*Source material*.

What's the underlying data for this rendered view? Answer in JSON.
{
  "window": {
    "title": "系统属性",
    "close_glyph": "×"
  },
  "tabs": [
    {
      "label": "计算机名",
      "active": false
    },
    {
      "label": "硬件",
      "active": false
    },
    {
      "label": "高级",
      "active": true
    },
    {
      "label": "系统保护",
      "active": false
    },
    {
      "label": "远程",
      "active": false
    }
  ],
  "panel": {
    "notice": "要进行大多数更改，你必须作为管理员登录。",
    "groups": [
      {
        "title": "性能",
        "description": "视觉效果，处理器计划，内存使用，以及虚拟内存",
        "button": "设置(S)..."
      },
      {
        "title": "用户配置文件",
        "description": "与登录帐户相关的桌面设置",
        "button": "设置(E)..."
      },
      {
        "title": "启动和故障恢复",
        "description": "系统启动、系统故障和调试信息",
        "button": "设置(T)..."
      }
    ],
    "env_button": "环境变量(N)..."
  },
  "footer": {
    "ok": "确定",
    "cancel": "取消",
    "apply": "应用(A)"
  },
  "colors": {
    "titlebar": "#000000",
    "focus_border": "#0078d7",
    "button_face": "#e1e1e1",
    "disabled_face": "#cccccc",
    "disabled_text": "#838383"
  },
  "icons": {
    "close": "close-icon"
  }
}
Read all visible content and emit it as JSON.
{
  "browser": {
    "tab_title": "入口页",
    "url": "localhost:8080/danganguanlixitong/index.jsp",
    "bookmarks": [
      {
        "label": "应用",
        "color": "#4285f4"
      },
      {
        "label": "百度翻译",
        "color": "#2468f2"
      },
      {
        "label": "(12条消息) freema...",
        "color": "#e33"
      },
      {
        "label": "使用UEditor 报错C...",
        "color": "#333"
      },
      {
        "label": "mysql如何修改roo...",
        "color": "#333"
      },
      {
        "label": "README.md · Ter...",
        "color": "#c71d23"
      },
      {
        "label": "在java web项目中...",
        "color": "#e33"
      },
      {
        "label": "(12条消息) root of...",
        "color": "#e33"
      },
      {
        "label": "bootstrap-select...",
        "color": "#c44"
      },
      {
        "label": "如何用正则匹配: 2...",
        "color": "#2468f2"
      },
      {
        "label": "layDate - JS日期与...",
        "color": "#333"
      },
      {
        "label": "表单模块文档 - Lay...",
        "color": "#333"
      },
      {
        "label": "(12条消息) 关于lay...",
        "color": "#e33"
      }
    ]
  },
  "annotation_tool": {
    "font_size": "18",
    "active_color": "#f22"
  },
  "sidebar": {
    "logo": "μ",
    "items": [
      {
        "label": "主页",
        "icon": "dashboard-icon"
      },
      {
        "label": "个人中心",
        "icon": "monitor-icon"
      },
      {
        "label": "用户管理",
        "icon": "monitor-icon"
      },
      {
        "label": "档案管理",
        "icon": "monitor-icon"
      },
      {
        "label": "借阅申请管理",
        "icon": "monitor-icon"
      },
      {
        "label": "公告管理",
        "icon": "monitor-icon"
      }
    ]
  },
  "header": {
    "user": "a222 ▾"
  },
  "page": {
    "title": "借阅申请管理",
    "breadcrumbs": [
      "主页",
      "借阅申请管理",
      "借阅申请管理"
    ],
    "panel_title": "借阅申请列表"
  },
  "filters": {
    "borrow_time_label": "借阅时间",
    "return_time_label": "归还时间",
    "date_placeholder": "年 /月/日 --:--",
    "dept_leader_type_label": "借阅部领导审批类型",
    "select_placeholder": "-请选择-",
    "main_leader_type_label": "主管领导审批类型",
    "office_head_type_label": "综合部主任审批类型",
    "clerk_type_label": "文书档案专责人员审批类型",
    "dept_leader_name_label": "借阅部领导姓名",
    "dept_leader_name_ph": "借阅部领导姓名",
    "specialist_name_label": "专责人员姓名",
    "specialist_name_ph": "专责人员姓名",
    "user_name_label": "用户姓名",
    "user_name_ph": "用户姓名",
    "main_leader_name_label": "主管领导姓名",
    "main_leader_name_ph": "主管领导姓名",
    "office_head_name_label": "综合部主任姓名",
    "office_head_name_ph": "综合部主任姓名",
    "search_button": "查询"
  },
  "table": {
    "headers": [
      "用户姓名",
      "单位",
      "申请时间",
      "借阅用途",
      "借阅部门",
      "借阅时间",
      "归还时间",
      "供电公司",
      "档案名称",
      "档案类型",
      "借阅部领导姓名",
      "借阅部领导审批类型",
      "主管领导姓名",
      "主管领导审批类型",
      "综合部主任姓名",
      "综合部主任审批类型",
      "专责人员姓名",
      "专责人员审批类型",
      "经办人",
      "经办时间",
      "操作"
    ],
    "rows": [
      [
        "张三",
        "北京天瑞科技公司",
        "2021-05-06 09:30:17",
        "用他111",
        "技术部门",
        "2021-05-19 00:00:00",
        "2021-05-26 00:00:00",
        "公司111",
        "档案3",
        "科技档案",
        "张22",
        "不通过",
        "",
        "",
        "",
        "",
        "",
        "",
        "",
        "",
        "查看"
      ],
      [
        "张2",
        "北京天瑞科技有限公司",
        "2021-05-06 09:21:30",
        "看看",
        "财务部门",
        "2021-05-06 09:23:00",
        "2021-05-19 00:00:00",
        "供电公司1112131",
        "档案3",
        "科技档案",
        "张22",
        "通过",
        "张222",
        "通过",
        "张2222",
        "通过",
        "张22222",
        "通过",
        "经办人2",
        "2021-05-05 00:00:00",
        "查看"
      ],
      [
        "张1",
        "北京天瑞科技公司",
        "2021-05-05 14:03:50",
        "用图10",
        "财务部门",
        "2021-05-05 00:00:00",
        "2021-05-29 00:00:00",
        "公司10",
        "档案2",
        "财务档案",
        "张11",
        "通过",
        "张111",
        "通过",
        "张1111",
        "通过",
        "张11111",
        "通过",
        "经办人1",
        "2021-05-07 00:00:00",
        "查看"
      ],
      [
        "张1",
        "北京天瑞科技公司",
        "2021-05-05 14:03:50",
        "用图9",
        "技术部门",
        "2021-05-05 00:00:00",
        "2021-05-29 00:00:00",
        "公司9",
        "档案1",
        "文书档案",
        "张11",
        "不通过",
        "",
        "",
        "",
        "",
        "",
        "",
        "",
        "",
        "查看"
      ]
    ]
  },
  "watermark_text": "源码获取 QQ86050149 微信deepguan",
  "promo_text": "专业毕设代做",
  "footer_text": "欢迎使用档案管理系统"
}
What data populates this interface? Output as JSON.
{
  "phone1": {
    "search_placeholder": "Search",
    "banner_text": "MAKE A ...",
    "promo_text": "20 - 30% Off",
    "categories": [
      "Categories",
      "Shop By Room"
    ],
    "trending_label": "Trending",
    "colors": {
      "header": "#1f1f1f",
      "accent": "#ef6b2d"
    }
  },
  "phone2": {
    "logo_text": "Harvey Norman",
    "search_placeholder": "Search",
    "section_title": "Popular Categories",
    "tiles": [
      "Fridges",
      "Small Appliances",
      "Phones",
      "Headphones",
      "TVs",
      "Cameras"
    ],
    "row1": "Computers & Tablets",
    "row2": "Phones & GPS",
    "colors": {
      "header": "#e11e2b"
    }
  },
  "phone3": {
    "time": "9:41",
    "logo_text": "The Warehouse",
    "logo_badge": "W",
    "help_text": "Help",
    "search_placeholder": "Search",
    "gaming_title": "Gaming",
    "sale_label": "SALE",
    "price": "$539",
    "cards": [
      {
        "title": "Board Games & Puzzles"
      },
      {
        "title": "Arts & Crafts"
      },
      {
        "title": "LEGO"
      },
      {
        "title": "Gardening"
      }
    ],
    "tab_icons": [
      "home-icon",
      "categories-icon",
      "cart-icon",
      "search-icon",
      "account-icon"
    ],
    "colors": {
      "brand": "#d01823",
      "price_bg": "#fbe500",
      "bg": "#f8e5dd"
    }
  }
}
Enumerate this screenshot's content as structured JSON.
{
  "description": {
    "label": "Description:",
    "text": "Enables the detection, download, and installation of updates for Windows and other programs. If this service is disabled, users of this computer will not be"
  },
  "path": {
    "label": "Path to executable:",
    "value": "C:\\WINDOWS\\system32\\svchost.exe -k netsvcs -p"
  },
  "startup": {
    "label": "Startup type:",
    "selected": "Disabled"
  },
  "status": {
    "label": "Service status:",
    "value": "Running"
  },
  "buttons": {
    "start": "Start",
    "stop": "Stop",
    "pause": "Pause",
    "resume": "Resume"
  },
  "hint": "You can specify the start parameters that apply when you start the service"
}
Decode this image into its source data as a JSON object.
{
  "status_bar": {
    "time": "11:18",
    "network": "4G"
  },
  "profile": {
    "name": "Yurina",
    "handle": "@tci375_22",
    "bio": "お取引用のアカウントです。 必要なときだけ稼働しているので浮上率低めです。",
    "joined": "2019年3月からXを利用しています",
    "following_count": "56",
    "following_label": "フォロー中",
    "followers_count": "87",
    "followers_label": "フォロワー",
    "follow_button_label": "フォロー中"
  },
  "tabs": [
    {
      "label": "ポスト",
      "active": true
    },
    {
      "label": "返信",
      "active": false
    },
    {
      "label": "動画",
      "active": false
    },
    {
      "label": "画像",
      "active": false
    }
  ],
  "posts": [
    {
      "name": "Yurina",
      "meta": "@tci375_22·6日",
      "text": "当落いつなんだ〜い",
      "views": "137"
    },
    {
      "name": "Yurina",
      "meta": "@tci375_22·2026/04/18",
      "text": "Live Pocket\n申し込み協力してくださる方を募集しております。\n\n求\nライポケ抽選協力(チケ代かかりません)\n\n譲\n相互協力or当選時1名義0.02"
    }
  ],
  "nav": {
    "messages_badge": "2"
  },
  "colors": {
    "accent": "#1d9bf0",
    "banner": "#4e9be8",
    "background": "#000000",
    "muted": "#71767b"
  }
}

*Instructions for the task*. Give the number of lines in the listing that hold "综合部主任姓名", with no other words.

*Solution to the exercise*. 3